 It isn't always that hard with two.  
Really it isn't.  

Just sometimes, the good intentions you have of a super fun outing end up,
well, a little less than super fun.
And usually, the times you have no set plan, nowhere to be, and nothing structured to do but just be together, those are the times that are always super fun.  
Maybe someday I'll learn to remember this.

As we pulled out of the parking lot that afternoon,
Nicholas asked me "Why did you bring us to this stupid place, Mommy?" (I was so frustrated that I didn't even have the patience to remind him that we don't say "stupid." I just kept my mouth closed and took long, deep breaths.)
Because, Nicholas, I had good intentions.
Next time. Next time we'll bring Sarah.

Friday, May 9, 2014


I just love May.

Wednesday, May 7, 2014

Monday, May 5, 2014

mommy vacation

Last weekend, I went to Texas.  All by myself.
I learned right away that I'm both more relaxed, yet also more insecure when I travel completely alone, vs. traveling solo with kids.
Something about having children to distract me/give me focus and purpose as I navigate? I couldn't quite figure it out, but I really did feel less confident traveling by myself than I always have when I travel alone with the kids.

While in Texas for a weekend,
I rented the tiniest car I've ever been in.
 Kinda looks like the blueberry, no?
It was surprisingly hard to drive this. I guess I'm used to driving my van.  
It was also strange to adjust to driving again in a state where the speed limit is treated as the limit, instead of something everyone automatically drives at least ten over.
Utah drivers are fast.
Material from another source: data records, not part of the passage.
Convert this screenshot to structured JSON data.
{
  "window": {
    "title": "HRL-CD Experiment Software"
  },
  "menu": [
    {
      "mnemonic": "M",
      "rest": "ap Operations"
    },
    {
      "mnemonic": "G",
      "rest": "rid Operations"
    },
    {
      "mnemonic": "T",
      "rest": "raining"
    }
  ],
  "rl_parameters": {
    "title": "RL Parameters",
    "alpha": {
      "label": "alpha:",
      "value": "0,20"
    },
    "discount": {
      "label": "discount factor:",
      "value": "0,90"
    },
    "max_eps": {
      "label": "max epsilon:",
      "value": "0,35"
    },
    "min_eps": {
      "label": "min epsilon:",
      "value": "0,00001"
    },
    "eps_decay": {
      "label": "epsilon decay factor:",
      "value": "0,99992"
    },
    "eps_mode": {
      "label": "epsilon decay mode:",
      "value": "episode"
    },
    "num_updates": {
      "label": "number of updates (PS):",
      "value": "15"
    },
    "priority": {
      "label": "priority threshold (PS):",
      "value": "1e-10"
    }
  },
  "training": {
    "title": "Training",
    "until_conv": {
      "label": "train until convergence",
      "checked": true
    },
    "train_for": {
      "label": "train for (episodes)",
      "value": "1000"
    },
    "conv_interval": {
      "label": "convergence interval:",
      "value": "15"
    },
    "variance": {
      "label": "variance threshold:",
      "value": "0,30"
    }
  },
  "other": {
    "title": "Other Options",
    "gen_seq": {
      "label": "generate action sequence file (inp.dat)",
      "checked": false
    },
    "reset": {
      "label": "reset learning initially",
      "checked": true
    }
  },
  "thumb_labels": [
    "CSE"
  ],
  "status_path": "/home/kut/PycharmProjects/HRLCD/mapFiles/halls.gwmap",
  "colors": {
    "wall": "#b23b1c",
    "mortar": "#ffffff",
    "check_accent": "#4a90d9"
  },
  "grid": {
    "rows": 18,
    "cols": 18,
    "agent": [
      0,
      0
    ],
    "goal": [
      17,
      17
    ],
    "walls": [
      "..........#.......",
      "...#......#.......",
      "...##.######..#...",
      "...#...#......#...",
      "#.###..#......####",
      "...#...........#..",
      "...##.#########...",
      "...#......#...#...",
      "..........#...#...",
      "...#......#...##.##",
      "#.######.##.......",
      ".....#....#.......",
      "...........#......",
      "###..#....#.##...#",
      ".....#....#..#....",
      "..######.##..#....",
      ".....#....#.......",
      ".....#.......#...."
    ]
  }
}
Texas drivers are slow.  I can't say which is better.

I spent a lot of quiet time alone on this trip.
Once I decided to embrace it, 
I loved it.
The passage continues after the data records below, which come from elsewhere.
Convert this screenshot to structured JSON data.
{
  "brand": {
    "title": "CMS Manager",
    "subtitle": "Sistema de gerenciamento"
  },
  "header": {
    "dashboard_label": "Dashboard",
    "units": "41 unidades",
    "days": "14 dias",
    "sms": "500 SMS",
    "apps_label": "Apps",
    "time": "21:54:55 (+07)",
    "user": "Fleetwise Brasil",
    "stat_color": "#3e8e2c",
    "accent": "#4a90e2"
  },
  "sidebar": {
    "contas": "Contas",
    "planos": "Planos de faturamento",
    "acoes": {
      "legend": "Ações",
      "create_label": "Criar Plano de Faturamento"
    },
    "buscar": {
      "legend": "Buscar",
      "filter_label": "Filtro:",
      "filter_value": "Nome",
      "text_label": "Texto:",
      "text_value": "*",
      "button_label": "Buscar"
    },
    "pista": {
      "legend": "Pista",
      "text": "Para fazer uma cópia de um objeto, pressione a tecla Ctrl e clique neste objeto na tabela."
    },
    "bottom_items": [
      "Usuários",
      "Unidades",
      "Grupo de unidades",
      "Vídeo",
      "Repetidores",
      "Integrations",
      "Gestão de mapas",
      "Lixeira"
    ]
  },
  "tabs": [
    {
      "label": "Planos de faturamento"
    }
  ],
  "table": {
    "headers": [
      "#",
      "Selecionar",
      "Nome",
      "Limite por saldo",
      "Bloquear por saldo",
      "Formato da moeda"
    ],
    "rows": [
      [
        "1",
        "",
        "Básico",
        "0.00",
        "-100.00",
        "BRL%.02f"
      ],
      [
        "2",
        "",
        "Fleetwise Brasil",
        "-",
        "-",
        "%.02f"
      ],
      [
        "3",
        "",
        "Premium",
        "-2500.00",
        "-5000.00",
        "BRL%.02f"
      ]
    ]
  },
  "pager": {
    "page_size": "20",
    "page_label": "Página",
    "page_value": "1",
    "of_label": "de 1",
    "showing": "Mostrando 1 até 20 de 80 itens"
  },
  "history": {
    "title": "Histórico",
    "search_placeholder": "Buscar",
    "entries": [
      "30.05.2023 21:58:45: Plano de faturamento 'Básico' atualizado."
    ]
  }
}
I visited many dear friends, met new babies, and re-met many darling children.
Anita and her beautiful kiddos took me to the most darling bakery I've ever seen.  
Bird Bakery

Since I crashed the Foulk's anniversary on Thursday, I got to snuggle this big guy on Friday night while they went out on a date.
 Mmmm, he's so yummy.

 I made dinner on Sunday, butternut black bean enchiladas, one of my favorites.
Saturday night I ventured to the theme park grocery store. (That place is HUGE, guys.  Like a Costco and a Super Walmart mushed together with an Albertsons.)  
I needed to get jalapeños.

Luckily, this was Texas.
 Yep, an entire section just for jalapeños.
I also picked up some Bluebell ice cream while I was there.  Of course.

On Saturday morning, Alli and I gathered some friends and we took a girl's trip to Beorne, a darling little city in Hill Country.  
We went to the farmer's market (top picture) and sampled many jams and jellies, 
we passed on many many other jams and jellies--Texans like their wine and alcohol even more than they like jalapeños, it would seem.
I bought apple butter and almond lotion from some awesome, sweet ladies who make everything from scratch with all ingredients they grow and harvest on their own farms.  So neat.

After the market, we ate an early lunch at a super cute German restaurant, 
then we went shopping.
Well, mostly just window shopping.
 We did notice how interesting it was that none of us bought any of the beautiful things we found at all the shops, until we got to this, the gourmet food market.
Guess that shows what we value most.  

We had way too much fun browsing an antiques shop.
Where I got cozy with these truly terrifying Easter Bunnies.

Mostly, this trip I spent by sleeping in, visiting people I love and miss, staying up too late in Alli's cozy living room talking about pretty much everything, and spending some quality alone time to think, ponder, and set goals for myself.

 My last night there I sat next to this heavenly jasmine bush and took some time to put together and write down all my thoughts over the weekend;
things I want to do for myself, 
what I want to be for my family and friends, and how I want to improve my relationship with my Heavenly Father.  

It was a fantastic trip, and I was so happy to get back to my family.  
The kids had way too much fun at Grandma and Grandpa's (naturally), and in her prayer the night I got back, Ellie said,
"Thank you for us being back at ours house, and please bless that Mommy will leave again."
Always nice to know I'm loved.